Marta Elliott (University of Nevada) and R David Hayward (Duke University) have analysed data from 65 countries in the World Values Survey to see how ‘life satisfaction’, religious identity and attendance, and government regulation of religion interact.
What they found was pretty interesting. After controlling for a range of other factors that influence happiness, they found that having a religious identity (that is, being a self-declared ‘religious person’, as opposed to a non-religious person or an atheist), was indeed linked to satisfaction. The effect is quite strong – being religious is about half as effective as being married.

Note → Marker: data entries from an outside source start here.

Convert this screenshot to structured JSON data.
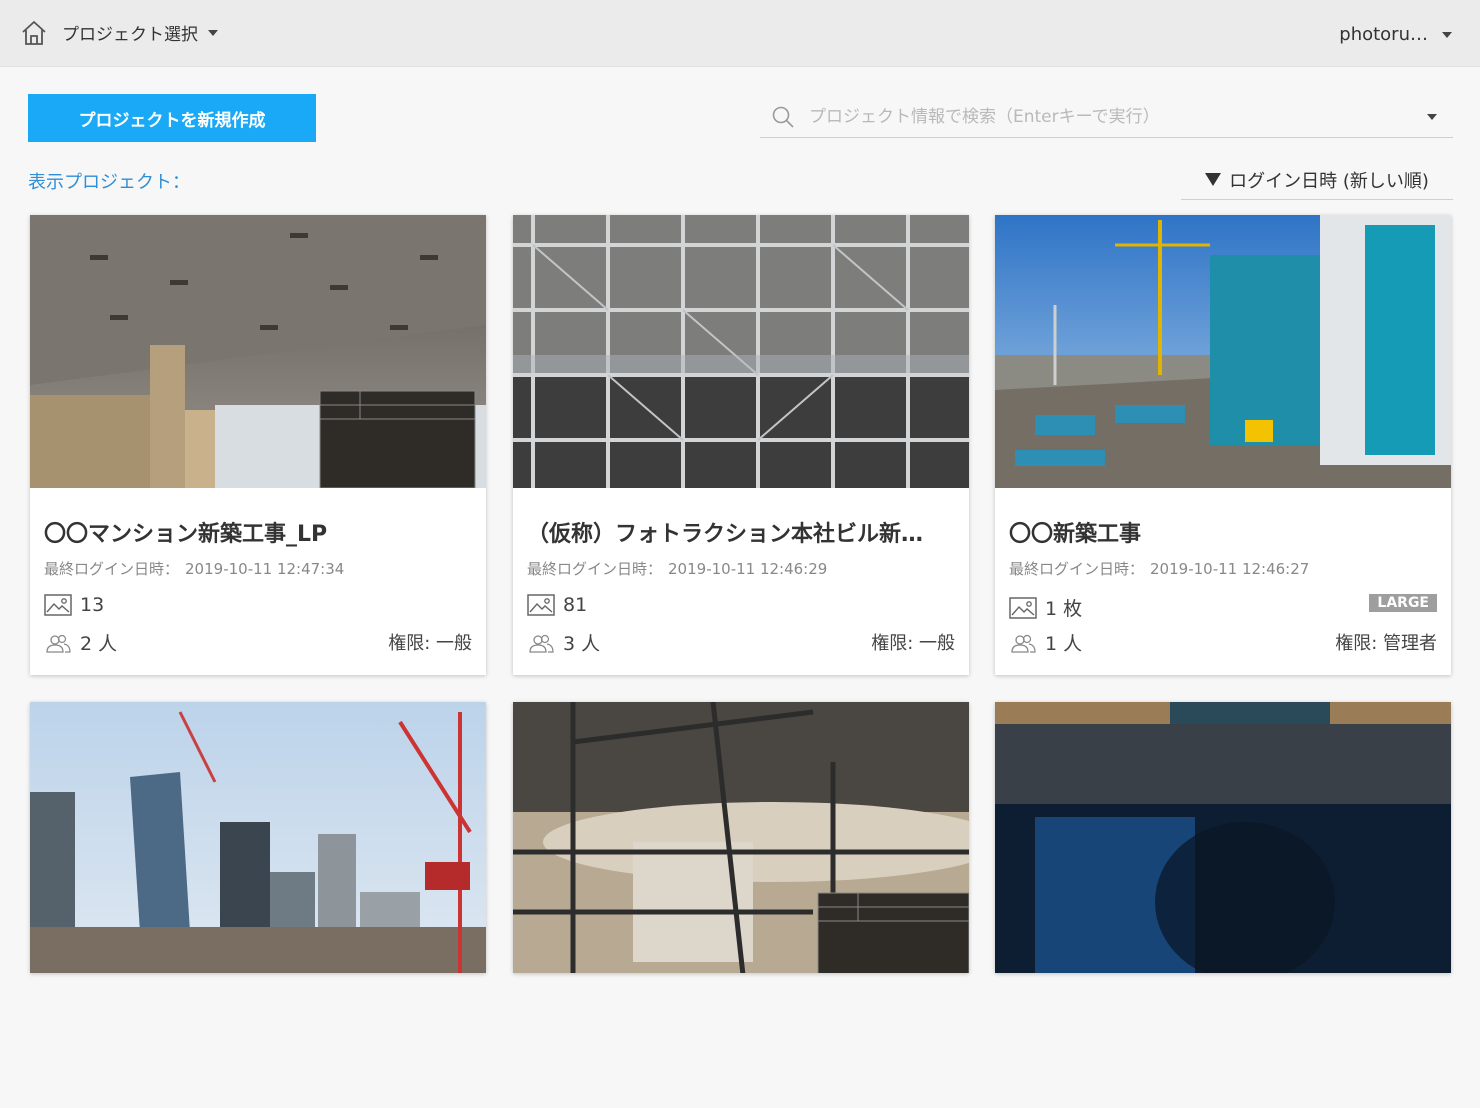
{
  "header": {
    "project_select": "プロジェクト選択",
    "user": "photoru…"
  },
  "toolbar": {
    "new_project": "プロジェクトを新規作成",
    "search_placeholder": "プロジェクト情報で検索（Enterキーで実行）",
    "display_label": "表示プロジェクト：",
    "sort_label": "ログイン日時 (新しい順)"
  },
  "cards": [
    {
      "title": "〇〇マンション新築工事_LP",
      "last_login_label": "最終ログイン日時：",
      "last_login": "2019-10-11 12:47:34",
      "photos": "13",
      "members": "2 人",
      "permission": "権限: 一般",
      "thumb": "interior-ceiling"
    },
    {
      "title": "（仮称）フォトラクション本社ビル新…",
      "last_login_label": "最終ログイン日時：",
      "last_login": "2019-10-11 12:46:29",
      "photos": "81",
      "members": "3 人",
      "permission": "権限: 一般",
      "thumb": "scaffolding"
    },
    {
      "title": "〇〇新築工事",
      "last_login_label": "最終ログイン日時：",
      "last_login": "2019-10-11 12:46:27",
      "photos": "1 枚",
      "members": "1 人",
      "permission": "権限: 管理者",
      "badge": "LARGE",
      "thumb": "construction-site"
    },
    {
      "thumb": "city-skyline-cranes"
    },
    {
      "thumb": "interior-scaffold"
    },
    {
      "thumb": "tablet-dark"
    }
  ],
  "colors": {
    "accent": "#1aa9f7",
    "link": "#2f8fd6",
    "badge": "#9e9e9e"
  }
}
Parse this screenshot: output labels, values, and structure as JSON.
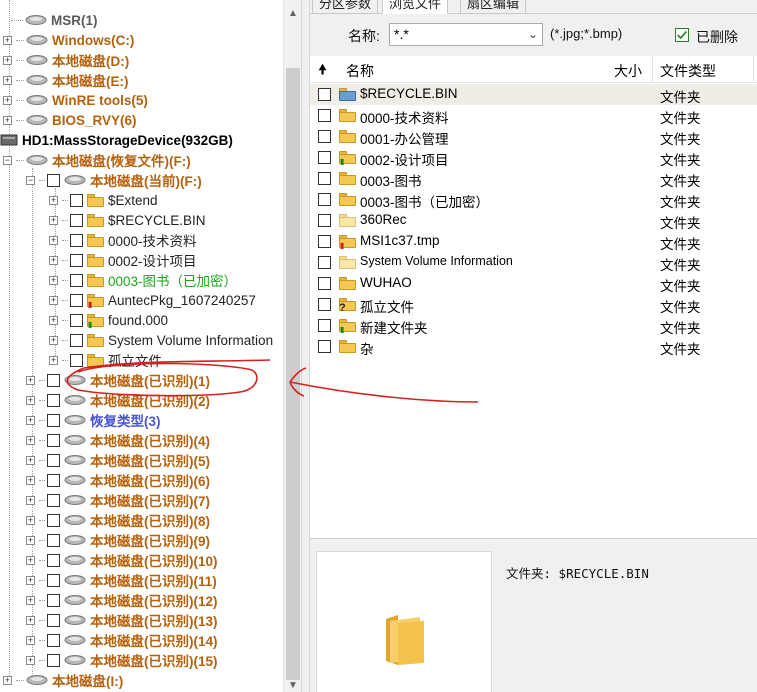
{
  "tabs": [
    "分区参数",
    "浏览文件",
    "扇区编辑"
  ],
  "filter": {
    "name_label": "名称:",
    "name_value": "*.*",
    "ext_hint": "(*.jpg;*.bmp)",
    "deleted_label": "已删除",
    "deleted_checked": true
  },
  "file_list": {
    "columns": [
      "名称",
      "大小",
      "文件类型"
    ],
    "rows": [
      {
        "name": "$RECYCLE.BIN",
        "type": "文件夹",
        "selected": true,
        "icon": "recycle-folder-icon"
      },
      {
        "name": "0000-技术资料",
        "type": "文件夹",
        "icon": "folder-icon"
      },
      {
        "name": "0001-办公管理",
        "type": "文件夹",
        "icon": "folder-icon"
      },
      {
        "name": "0002-设计项目",
        "type": "文件夹",
        "icon": "folder-icon"
      },
      {
        "name": "0003-图书",
        "type": "文件夹",
        "icon": "folder-icon"
      },
      {
        "name": "0003-图书（已加密）",
        "type": "文件夹",
        "icon": "folder-icon"
      },
      {
        "name": "360Rec",
        "type": "文件夹",
        "icon": "folder-icon"
      },
      {
        "name": "MSI1c37.tmp",
        "type": "文件夹",
        "icon": "deleted-folder-icon"
      },
      {
        "name": "System Volume Information",
        "type": "文件夹",
        "icon": "folder-icon"
      },
      {
        "name": "WUHAO",
        "type": "文件夹",
        "icon": "folder-icon"
      },
      {
        "name": "孤立文件",
        "type": "文件夹",
        "icon": "lost-folder-icon"
      },
      {
        "name": "新建文件夹",
        "type": "文件夹",
        "icon": "folder-icon"
      },
      {
        "name": "杂",
        "type": "文件夹",
        "icon": "folder-icon"
      }
    ]
  },
  "preview": {
    "info": "文件夹: $RECYCLE.BIN"
  },
  "tree": [
    {
      "label": "MSR(1)",
      "style": "gray"
    },
    {
      "label": "Windows(C:)",
      "style": "orange"
    },
    {
      "label": "本地磁盘(D:)",
      "style": "orange"
    },
    {
      "label": "本地磁盘(E:)",
      "style": "orange"
    },
    {
      "label": "WinRE tools(5)",
      "style": "orange"
    },
    {
      "label": "BIOS_RVY(6)",
      "style": "orange"
    },
    {
      "label": "HD1:MassStorageDevice(932GB)",
      "style": "black"
    },
    {
      "label": "本地磁盘(恢复文件)(F:)",
      "style": "orange"
    },
    {
      "label": "本地磁盘(当前)(F:)",
      "style": "orange"
    },
    {
      "label": "$Extend",
      "style": "normal"
    },
    {
      "label": "$RECYCLE.BIN",
      "style": "normal"
    },
    {
      "label": "0000-技术资料",
      "style": "normal"
    },
    {
      "label": "0002-设计项目",
      "style": "normal"
    },
    {
      "label": "0003-图书（已加密）",
      "style": "green"
    },
    {
      "label": "AuntecPkg_1607240257",
      "style": "normal"
    },
    {
      "label": "found.000",
      "style": "normal"
    },
    {
      "label": "System Volume Information",
      "style": "normal"
    },
    {
      "label": "孤立文件",
      "style": "normal"
    },
    {
      "label": "本地磁盘(已识别)(1)",
      "style": "orange"
    },
    {
      "label": "本地磁盘(已识别)(2)",
      "style": "orange"
    },
    {
      "label": "恢复类型(3)",
      "style": "blue"
    },
    {
      "label": "本地磁盘(已识别)(4)",
      "style": "orange"
    },
    {
      "label": "本地磁盘(已识别)(5)",
      "style": "orange"
    },
    {
      "label": "本地磁盘(已识别)(6)",
      "style": "orange"
    },
    {
      "label": "本地磁盘(已识别)(7)",
      "style": "orange"
    },
    {
      "label": "本地磁盘(已识别)(8)",
      "style": "orange"
    },
    {
      "label": "本地磁盘(已识别)(9)",
      "style": "orange"
    },
    {
      "label": "本地磁盘(已识别)(10)",
      "style": "orange"
    },
    {
      "label": "本地磁盘(已识别)(11)",
      "style": "orange"
    },
    {
      "label": "本地磁盘(已识别)(12)",
      "style": "orange"
    },
    {
      "label": "本地磁盘(已识别)(13)",
      "style": "orange"
    },
    {
      "label": "本地磁盘(已识别)(14)",
      "style": "orange"
    },
    {
      "label": "本地磁盘(已识别)(15)",
      "style": "orange"
    },
    {
      "label": "本地磁盘(I:)",
      "style": "orange"
    }
  ],
  "colors": {
    "orange": "#b5620f",
    "blue": "#4a55d6",
    "green": "#1aa51a",
    "annotation": "#d42020",
    "selected_row": "#f0ede6"
  }
}
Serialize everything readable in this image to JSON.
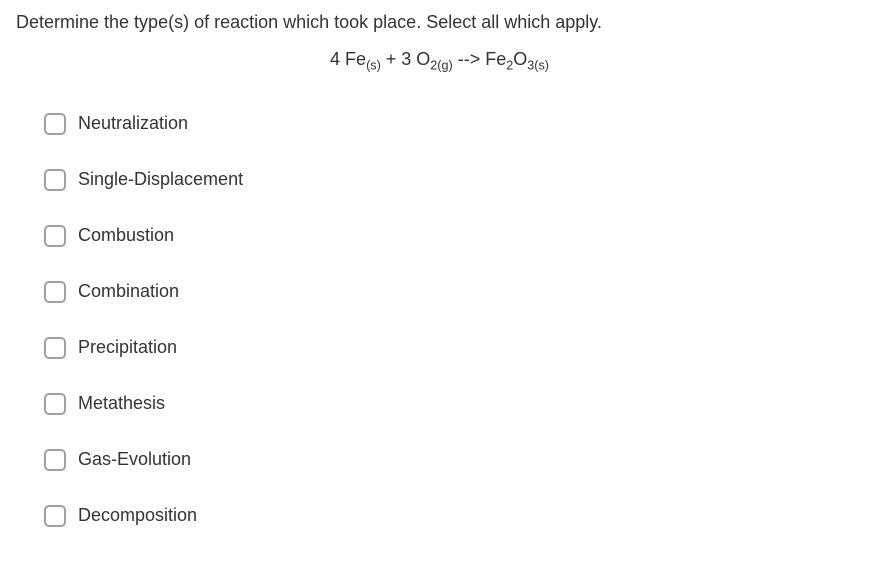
{
  "question": {
    "prompt": "Determine the type(s) of reaction which took place.  Select all which apply.",
    "equation_parts": {
      "coef1": "4 Fe",
      "sub1": "(s)",
      "plus": "  +  3 O",
      "sub2": "2(g)",
      "arrow": "  -->  Fe",
      "sub3": "2",
      "mid": "O",
      "sub4": "3(s)"
    }
  },
  "options": [
    {
      "label": "Neutralization"
    },
    {
      "label": "Single-Displacement"
    },
    {
      "label": "Combustion"
    },
    {
      "label": "Combination"
    },
    {
      "label": "Precipitation"
    },
    {
      "label": "Metathesis"
    },
    {
      "label": "Gas-Evolution"
    },
    {
      "label": "Decomposition"
    }
  ]
}
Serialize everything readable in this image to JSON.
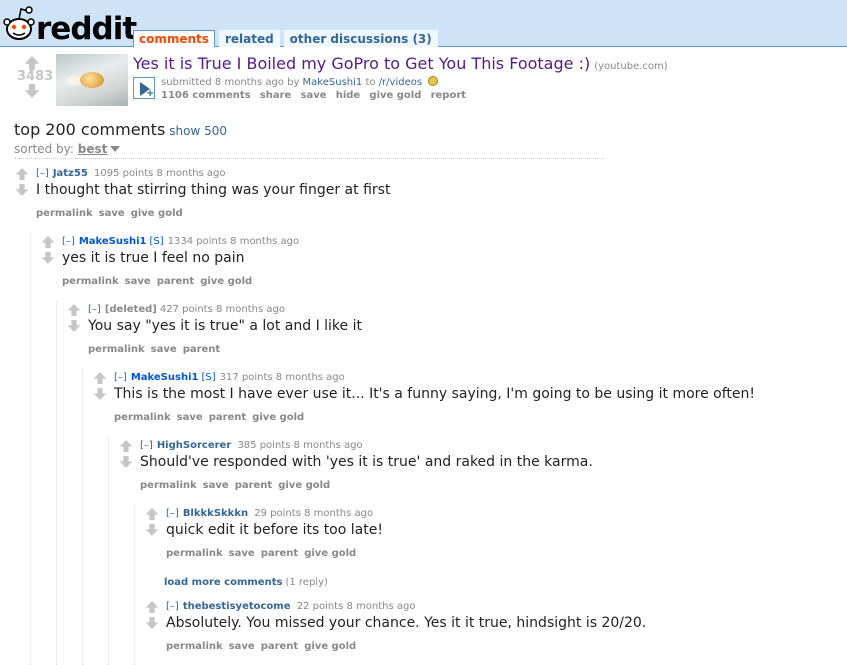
{
  "header": {
    "logo_text": "reddit",
    "tabs": [
      {
        "label": "comments",
        "selected": true
      },
      {
        "label": "related",
        "selected": false
      },
      {
        "label": "other discussions (3)",
        "selected": false
      }
    ]
  },
  "link": {
    "score": "3483",
    "title": "Yes it is True I Boiled my GoPro to Get You This Footage :)",
    "domain": "(youtube.com)",
    "submitted_prefix": "submitted 8 months ago by",
    "author": "MakeSushi1",
    "to": "to",
    "subreddit": "/r/videos",
    "buttons": [
      "1106 comments",
      "share",
      "save",
      "hide",
      "give gold",
      "report"
    ]
  },
  "comment_area": {
    "title": "top 200 comments",
    "show_more": "show 500",
    "sorted_label": "sorted by:",
    "sort_value": "best"
  },
  "comments": [
    {
      "author": "Jatz55",
      "flag": "",
      "score": "1095 points",
      "time": "8 months ago",
      "body": "I thought that stirring thing was your finger at first",
      "buttons": [
        "permalink",
        "save",
        "give gold"
      ]
    },
    {
      "author": "MakeSushi1",
      "flag": "[S]",
      "score": "1334 points",
      "time": "8 months ago",
      "body": "yes it is true I feel no pain",
      "buttons": [
        "permalink",
        "save",
        "parent",
        "give gold"
      ]
    },
    {
      "author": "[deleted]",
      "flag": "",
      "score": "427 points",
      "time": "8 months ago",
      "body": "You say \"yes it is true\" a lot and I like it",
      "buttons": [
        "permalink",
        "save",
        "parent"
      ]
    },
    {
      "author": "MakeSushi1",
      "flag": "[S]",
      "score": "317 points",
      "time": "8 months ago",
      "body": "This is the most I have ever use it... It's a funny saying, I'm going to be using it more often!",
      "buttons": [
        "permalink",
        "save",
        "parent",
        "give gold"
      ]
    },
    {
      "author": "HighSorcerer",
      "flag": "",
      "score": "385 points",
      "time": "8 months ago",
      "body": "Should've responded with 'yes it is true' and raked in the karma.",
      "buttons": [
        "permalink",
        "save",
        "parent",
        "give gold"
      ]
    },
    {
      "author": "BlkkkSkkkn",
      "flag": "",
      "score": "29 points",
      "time": "8 months ago",
      "body": "quick edit it before its too late!",
      "buttons": [
        "permalink",
        "save",
        "parent",
        "give gold"
      ]
    },
    {
      "author": "thebestisyetocome",
      "flag": "",
      "score": "22 points",
      "time": "8 months ago",
      "body": "Absolutely. You missed your chance. Yes it it true, hindsight is 20/20.",
      "buttons": [
        "permalink",
        "save",
        "parent",
        "give gold"
      ]
    }
  ],
  "load_more": {
    "label": "load more comments",
    "count": "(1 reply)"
  },
  "expand_label": "[–]"
}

What’s more, the more your government regulates civil, religious and political freedom, the stronger the association is. Highly regulated countries make for happier religious people.Then they looked at religious attendance. Here too, they found a link between attendance and happiness. In countries with low regulation, people who attend religious services more often tend to be more satisfied with their lives.
But in countries with high regulation, the relationship flips. In highly regulated countries, regular attenders at religious services are actually less satisfied with their lives. It seems that government encouragement of religious worship can actually end up with people going to church against their preferences.
There’s another point to be drawn from this analysis. At first blush, you would take it as evidence that religious people are more satisfied. That might be so, but that’s not what’s been shown here.
That’s because they control for other factors that affect happiness. For example, being educated, or employed, or married also increased happiness. But all of these factors also interact with religion. If religious identity is lower in educated or employed people, then the net result is hard to predict.
What’s more, they found differences among the religions. While protestants and Buddhists were a happy bunch, Catholics, ‘Independent’ Christians and Muslims were less happy than average. Is this a function of their religion, or other cultural factors at work. There are, after all, more people with ‘no religion’ in societies where Protestantism or Buddhism prevail…
Elliott, M., & Hayward, R. (2009). Religion and Life Satisfaction Worldwide: The Role of Government Regulation Sociology of Religion DOI: 10.1093/socrel/srp028
This work by Tom Rees is licensed under a Creative Commons Attribution-Share Alike 2.0 UK: England & Wales License.